- [About this exercise] Because the pictures are not wanted, give back only the exact text of every entry below.

- [Data supplied]
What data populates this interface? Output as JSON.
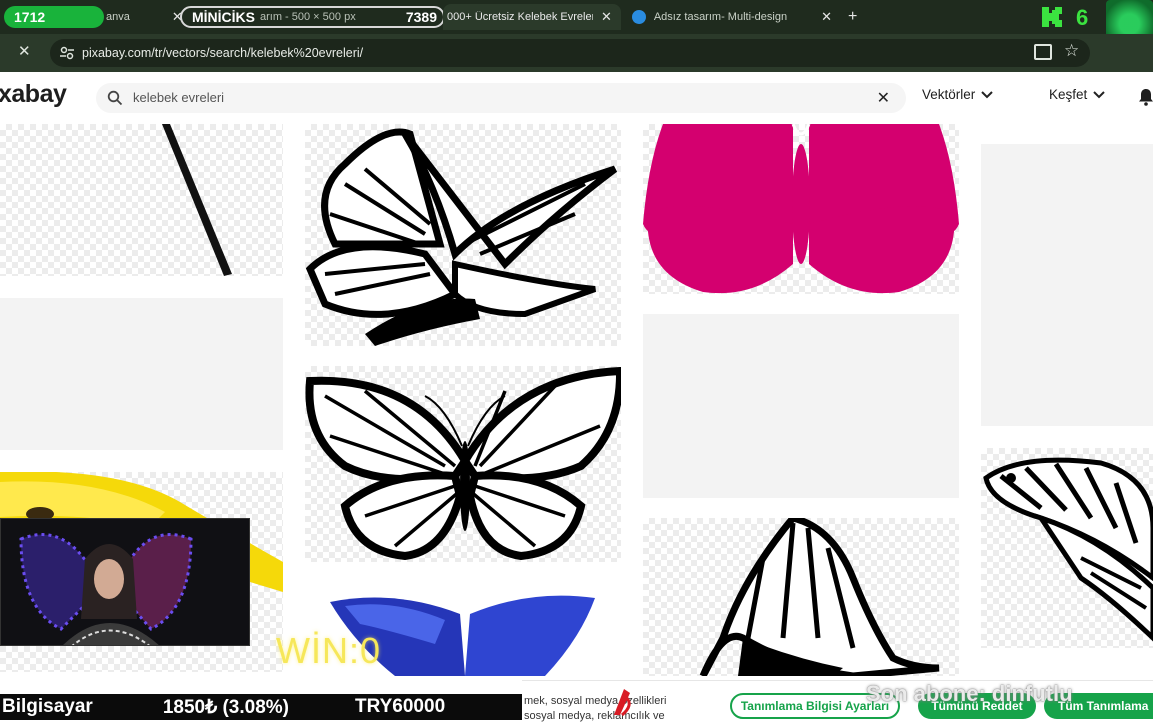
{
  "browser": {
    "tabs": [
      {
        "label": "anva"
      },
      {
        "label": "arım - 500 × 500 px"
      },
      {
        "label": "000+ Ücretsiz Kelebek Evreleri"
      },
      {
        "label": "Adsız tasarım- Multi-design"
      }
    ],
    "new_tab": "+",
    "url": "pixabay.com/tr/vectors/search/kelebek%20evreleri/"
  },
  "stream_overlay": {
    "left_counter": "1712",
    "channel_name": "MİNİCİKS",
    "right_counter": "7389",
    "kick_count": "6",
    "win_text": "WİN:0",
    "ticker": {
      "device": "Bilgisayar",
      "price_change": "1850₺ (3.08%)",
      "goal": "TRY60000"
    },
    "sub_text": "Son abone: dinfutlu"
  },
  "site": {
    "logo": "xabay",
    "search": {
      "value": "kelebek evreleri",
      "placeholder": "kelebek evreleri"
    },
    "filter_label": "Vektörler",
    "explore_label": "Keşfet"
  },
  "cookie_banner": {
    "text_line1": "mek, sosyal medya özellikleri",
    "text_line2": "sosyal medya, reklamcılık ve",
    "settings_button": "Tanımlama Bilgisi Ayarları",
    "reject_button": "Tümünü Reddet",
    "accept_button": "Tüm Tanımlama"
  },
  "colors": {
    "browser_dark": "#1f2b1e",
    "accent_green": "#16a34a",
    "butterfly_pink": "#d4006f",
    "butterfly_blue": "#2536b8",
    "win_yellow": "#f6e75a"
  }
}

- [Output of the task]
What data populates this interface? Output as JSON.
{
  "browser": {
    "tabs": [
      {
        "label": "anva"
      },
      {
        "label": "arım - 500 × 500 px"
      },
      {
        "label": "000+ Ücretsiz Kelebek Evreleri"
      },
      {
        "label": "Adsız tasarım- Multi-design"
      }
    ],
    "new_tab": "+",
    "url": "pixabay.com/tr/vectors/search/kelebek%20evreleri/"
  },
  "stream_overlay": {
    "left_counter": "1712",
    "channel_name": "MİNİCİKS",
    "right_counter": "7389",
    "kick_count": "6",
    "win_text": "WİN:0",
    "ticker": {
      "device": "Bilgisayar",
      "price_change": "1850₺ (3.08%)",
      "goal": "TRY60000"
    },
    "sub_text": "Son abone: dinfutlu"
  },
  "site": {
    "logo": "xabay",
    "search": {
      "value": "kelebek evreleri",
      "placeholder": "kelebek evreleri"
    },
    "filter_label": "Vektörler",
    "explore_label": "Keşfet"
  },
  "cookie_banner": {
    "text_line1": "mek, sosyal medya özellikleri",
    "text_line2": "sosyal medya, reklamcılık ve",
    "settings_button": "Tanımlama Bilgisi Ayarları",
    "reject_button": "Tümünü Reddet",
    "accept_button": "Tüm Tanımlama"
  },
  "colors": {
    "browser_dark": "#1f2b1e",
    "accent_green": "#16a34a",
    "butterfly_pink": "#d4006f",
    "butterfly_blue": "#2536b8",
    "win_yellow": "#f6e75a"
  }
}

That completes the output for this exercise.